Guest blogger and Oklahoma principal Jan Borelli recently told us that we should keep our eyes open for one of the newer forms of technology—podcasting. Today, Jan joins her colleague and fellow podcaster, Arizona principal Steve Poling, with the debut of “Principal Necessities,” a new feature where key education figures, authors, and specialists discuss issues, trends, and concerns that are facing principals and other members of the education community. The first broadcast features popular author and presenter, Dr. Ruby Payne, who discusses discipline strategies for the classroom. You can hear Jan and Steve’s interview with Dr. Payne by clicking here.
Earlier this month, the UCEA Center for the Advanced Study of Technology Leadership in Education (CASTLE) launched the project “100 principal blogs in 100 days” to increase the number of principals in the blogosphere. CASTLE is offering to create and host principal blogs for free through at least the summer of 2007. So far, 33 principals have signed up. The project ends in January.

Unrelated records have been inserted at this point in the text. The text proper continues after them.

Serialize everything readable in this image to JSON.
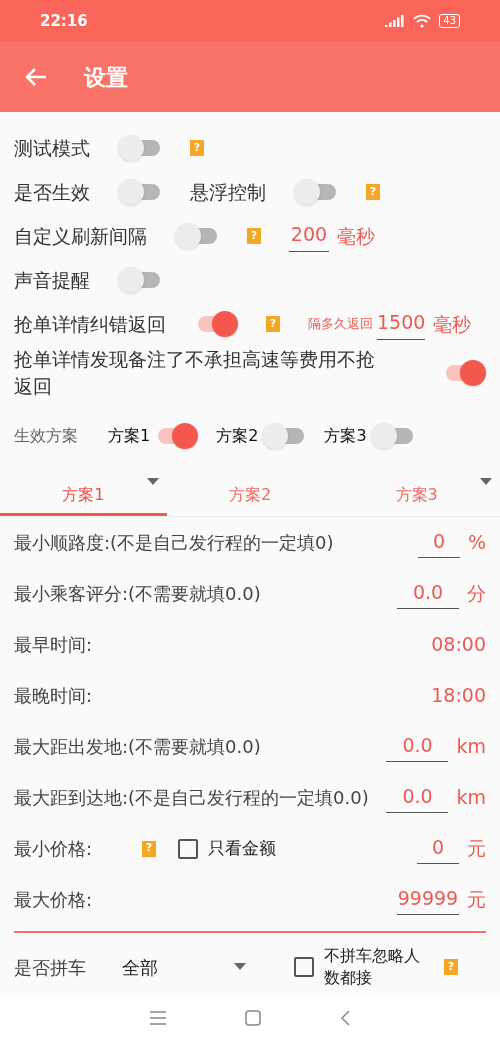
{
  "status_bar": {
    "time": "22:16",
    "battery": "43"
  },
  "header": {
    "title": "设置"
  },
  "settings": [
    {
      "items": [
        {
          "kind": "label",
          "text": "测试模式"
        },
        {
          "kind": "toggle",
          "on": false
        },
        {
          "kind": "help",
          "text": "?"
        }
      ]
    },
    {
      "items": [
        {
          "kind": "label",
          "text": "是否生效"
        },
        {
          "kind": "toggle",
          "on": false
        },
        {
          "kind": "label",
          "text": "悬浮控制"
        },
        {
          "kind": "toggle",
          "on": false
        },
        {
          "kind": "help",
          "text": "?"
        }
      ]
    },
    {
      "items": [
        {
          "kind": "label",
          "text": "自定义刷新间隔"
        },
        {
          "kind": "toggle",
          "on": false
        },
        {
          "kind": "help",
          "text": "?"
        },
        {
          "kind": "field",
          "value": "200",
          "unit": "毫秒"
        }
      ]
    },
    {
      "items": [
        {
          "kind": "label",
          "text": "声音提醒"
        },
        {
          "kind": "toggle",
          "on": false
        }
      ]
    },
    {
      "items": [
        {
          "kind": "label",
          "text": "抢单详情纠错返回"
        },
        {
          "kind": "toggle",
          "on": true
        },
        {
          "kind": "help",
          "text": "?"
        },
        {
          "kind": "note",
          "text": "隔多久返回"
        },
        {
          "kind": "field",
          "value": "1500",
          "unit": "毫秒"
        }
      ]
    },
    {
      "items": [
        {
          "kind": "longlabel",
          "text": "抢单详情发现备注了不承担高速等费用不抢返回"
        },
        {
          "kind": "toggle",
          "on": true
        }
      ]
    }
  ],
  "schemes": {
    "label": "生效方案",
    "options": [
      {
        "label": "方案1",
        "on": true
      },
      {
        "label": "方案2",
        "on": false
      },
      {
        "label": "方案3",
        "on": false
      }
    ]
  },
  "tabs": [
    {
      "label": "方案1",
      "selected": true,
      "menu": true
    },
    {
      "label": "方案2",
      "selected": false,
      "menu": false
    },
    {
      "label": "方案3",
      "selected": false,
      "menu": true
    }
  ],
  "form": [
    {
      "kind": "field",
      "label": "最小顺路度:(不是自己发行程的一定填0)",
      "value": "0",
      "unit": "%"
    },
    {
      "kind": "field",
      "label": "最小乘客评分:(不需要就填0.0)",
      "value": "0.0",
      "unit": "分"
    },
    {
      "kind": "time",
      "label": "最早时间:",
      "value": "08:00"
    },
    {
      "kind": "time",
      "label": "最晚时间:",
      "value": "18:00"
    },
    {
      "kind": "field",
      "label": "最大距出发地:(不需要就填0.0)",
      "value": "0.0",
      "unit": "km"
    },
    {
      "kind": "field",
      "label": "最大距到达地:(不是自己发行程的一定填0.0)",
      "value": "0.0",
      "unit": "km"
    },
    {
      "kind": "price",
      "label": "最小价格:",
      "help": "?",
      "checkbox": {
        "label": "只看金额",
        "checked": false
      },
      "value": "0",
      "unit": "元"
    },
    {
      "kind": "field",
      "label": "最大价格:",
      "value": "99999",
      "unit": "元"
    }
  ],
  "carpool": {
    "label": "是否拼车",
    "select": "全部",
    "checkbox": {
      "label": "不拼车忽略人数都接",
      "checked": false
    },
    "help": "?"
  }
}
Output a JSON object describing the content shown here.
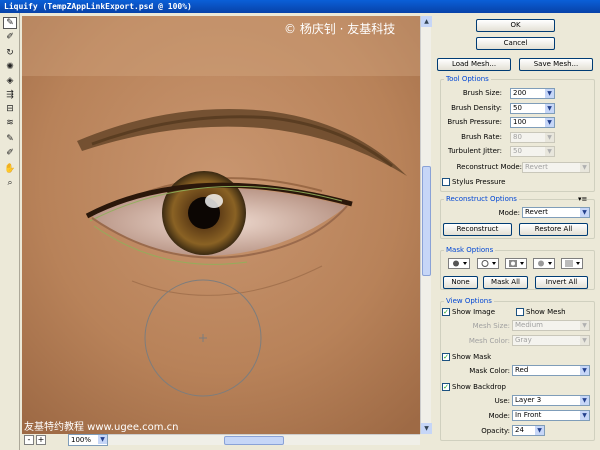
{
  "window": {
    "title": "Liquify (TempZAppLinkExport.psd @ 100%)"
  },
  "watermarks": {
    "top": "© 杨庆钊 · 友基科技",
    "bottom": "友基特约教程 www.ugee.com.cn"
  },
  "buttons": {
    "ok": "OK",
    "cancel": "Cancel",
    "load_mesh": "Load Mesh...",
    "save_mesh": "Save Mesh..."
  },
  "tool_options": {
    "title": "Tool Options",
    "brush_size": {
      "label": "Brush Size:",
      "value": "200"
    },
    "brush_density": {
      "label": "Brush Density:",
      "value": "50"
    },
    "brush_pressure": {
      "label": "Brush Pressure:",
      "value": "100"
    },
    "brush_rate": {
      "label": "Brush Rate:",
      "value": "80"
    },
    "turbulent_jitter": {
      "label": "Turbulent Jitter:",
      "value": "50"
    },
    "reconstruct_mode": {
      "label": "Reconstruct Mode:",
      "value": "Revert"
    },
    "stylus_pressure": {
      "label": "Stylus Pressure",
      "checked": false
    }
  },
  "reconstruct_options": {
    "title": "Reconstruct Options",
    "mode": {
      "label": "Mode:",
      "value": "Revert"
    },
    "reconstruct_label": "Reconstruct",
    "restore_all_label": "Restore All"
  },
  "mask_options": {
    "title": "Mask Options",
    "none_label": "None",
    "mask_all_label": "Mask All",
    "invert_all_label": "Invert All"
  },
  "view_options": {
    "title": "View Options",
    "show_image": {
      "label": "Show Image",
      "checked": true
    },
    "show_mesh": {
      "label": "Show Mesh",
      "checked": false
    },
    "mesh_size": {
      "label": "Mesh Size:",
      "value": "Medium"
    },
    "mesh_color": {
      "label": "Mesh Color:",
      "value": "Gray"
    },
    "show_mask": {
      "label": "Show Mask",
      "checked": true
    },
    "mask_color": {
      "label": "Mask Color:",
      "value": "Red"
    },
    "show_backdrop": {
      "label": "Show Backdrop",
      "checked": true
    },
    "use": {
      "label": "Use:",
      "value": "Layer 3"
    },
    "mode": {
      "label": "Mode:",
      "value": "In Front"
    },
    "opacity": {
      "label": "Opacity:",
      "value": "24"
    }
  },
  "zoom": {
    "value": "100%",
    "minus": "-",
    "plus": "+"
  },
  "icons": {
    "check_mark": "✓",
    "dropdown": "▼",
    "menu": "▾≡"
  }
}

Thinking about starting your own principal blog but don't know how to get started? While teachers tend to use blogs as curriculum tools, principals lean toward using them as communication tools. To get started, read "Principal Blogs" and "Why Blog As An Administrator."
Let us know if you have your own principal blog and, if so, how you're using it in your school.

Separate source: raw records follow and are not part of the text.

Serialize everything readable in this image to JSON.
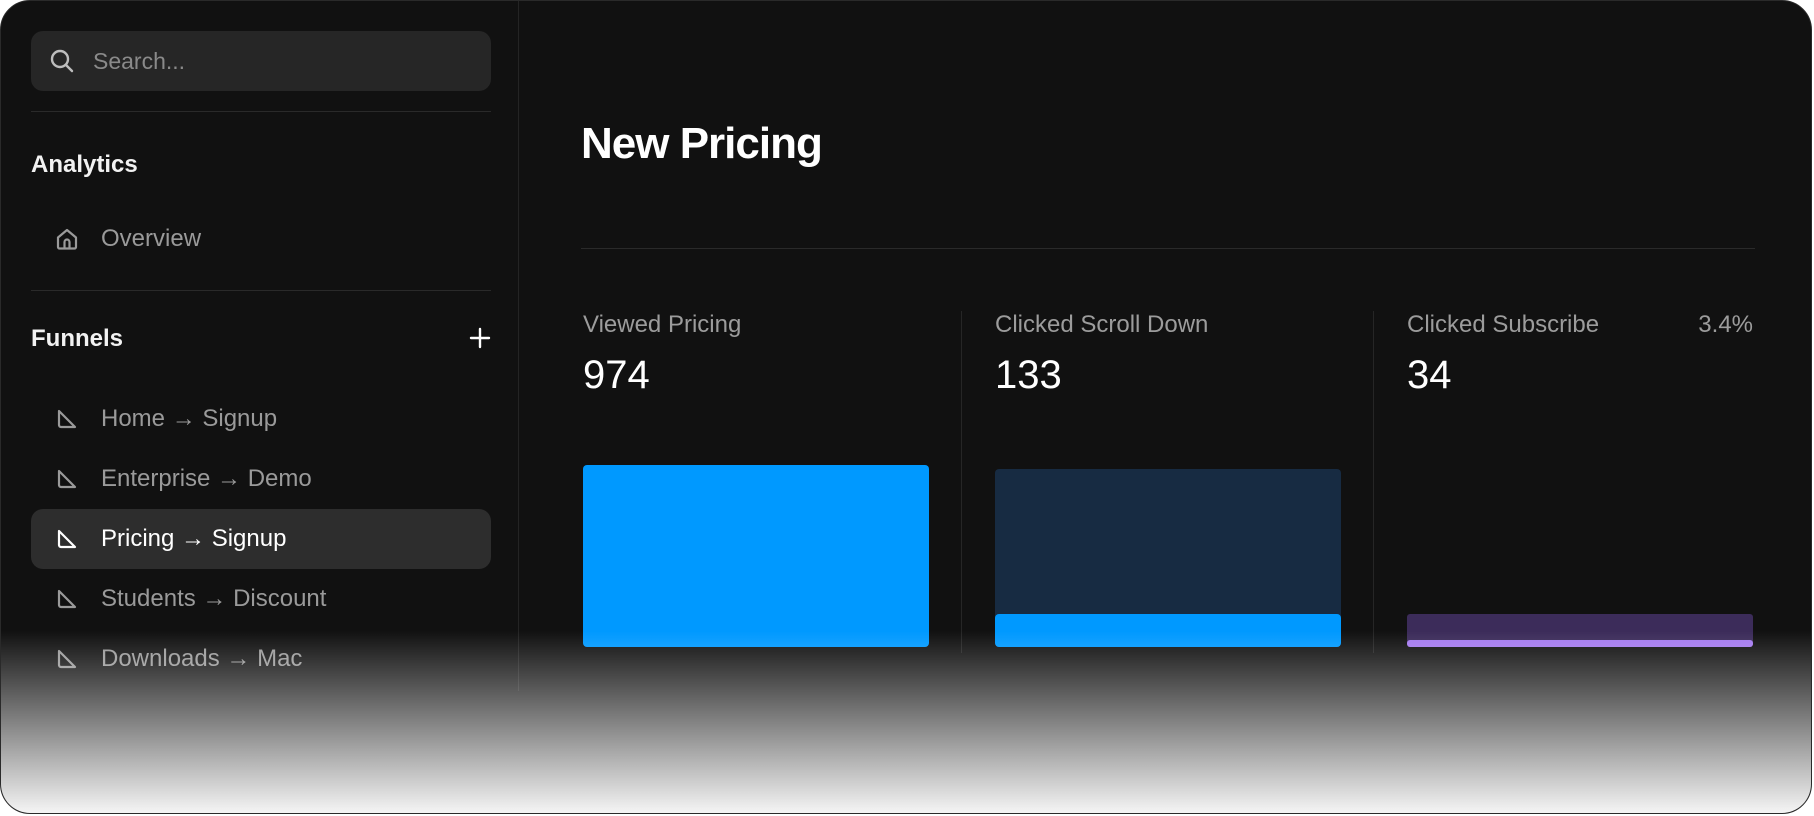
{
  "search": {
    "placeholder": "Search..."
  },
  "sidebar": {
    "analytics_title": "Analytics",
    "overview_label": "Overview",
    "funnels_title": "Funnels",
    "funnels": [
      {
        "label": "Home → Signup",
        "active": false
      },
      {
        "label": "Enterprise → Demo",
        "active": false
      },
      {
        "label": "Pricing → Signup",
        "active": true
      },
      {
        "label": "Students → Discount",
        "active": false
      },
      {
        "label": "Downloads → Mac",
        "active": false
      }
    ]
  },
  "main": {
    "title": "New Pricing",
    "steps": [
      {
        "label": "Viewed Pricing",
        "value": "974",
        "percent": ""
      },
      {
        "label": "Clicked Scroll Down",
        "value": "133",
        "percent": ""
      },
      {
        "label": "Clicked Subscribe",
        "value": "34",
        "percent": "3.4%"
      }
    ]
  },
  "colors": {
    "accent": "#0099FF",
    "accent_track": "#172B42",
    "purple": "#A57BEF",
    "purple_track": "#3C2C5A"
  }
}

It’s the second day of NAESP’s National Distinguished Principals Award (NDP) and it’s been a treat listening to the 65 principals speak about how they lead successful schools. They’ve shared stories about how their schools have met AYP, qualified as National Blue Ribbon Schools, and how they create and support successful learning environments.
It’s interesting the way we “celebrify” reality TV stars and wealthy dilettantes. Wouldn’t it be wonderful if principals and teachers received the same treatment — where fans would flock to them, asking them for their autographs and treating them like rock stars? And news cameras would flash like the paparazzi as they walked through their communities. Aw yes, in a perfect world. Yet listening to the NDPs, it’s apparent that they are celebrities in their communities. Our principals may not be rock stars, but they are definitely role models and heroes.
NAESP and the U.S. Department of Education today named 65 outstanding elementary and middle school principals as the 2006 class of National Distinguished Principals. They will be honored October 27 at an awards banquet at the Capital Hilton hotel in Washington, D.C. Read excerpts from some of the principals on how this award has impacted them, both personally and professionally.
The role of today’s principals has changed dramatically
just within the last few years. Principals are expected to be mentors, managers,
and in some cases magicians. Yet one thing remains the same—their commitment to
the success of students and teachers. We hope that NAESP’s new blog, the
Principals’ Office, which launches today, will highlight the complex job of
principals and also dispel the notion that the principals’ office is a place to
visit only when there’s a problem to be solved. We also hope that principals
from all over the world will take a moment and engage in conversations with
their colleagues. Welcome to the Principals’ Office—where the door is always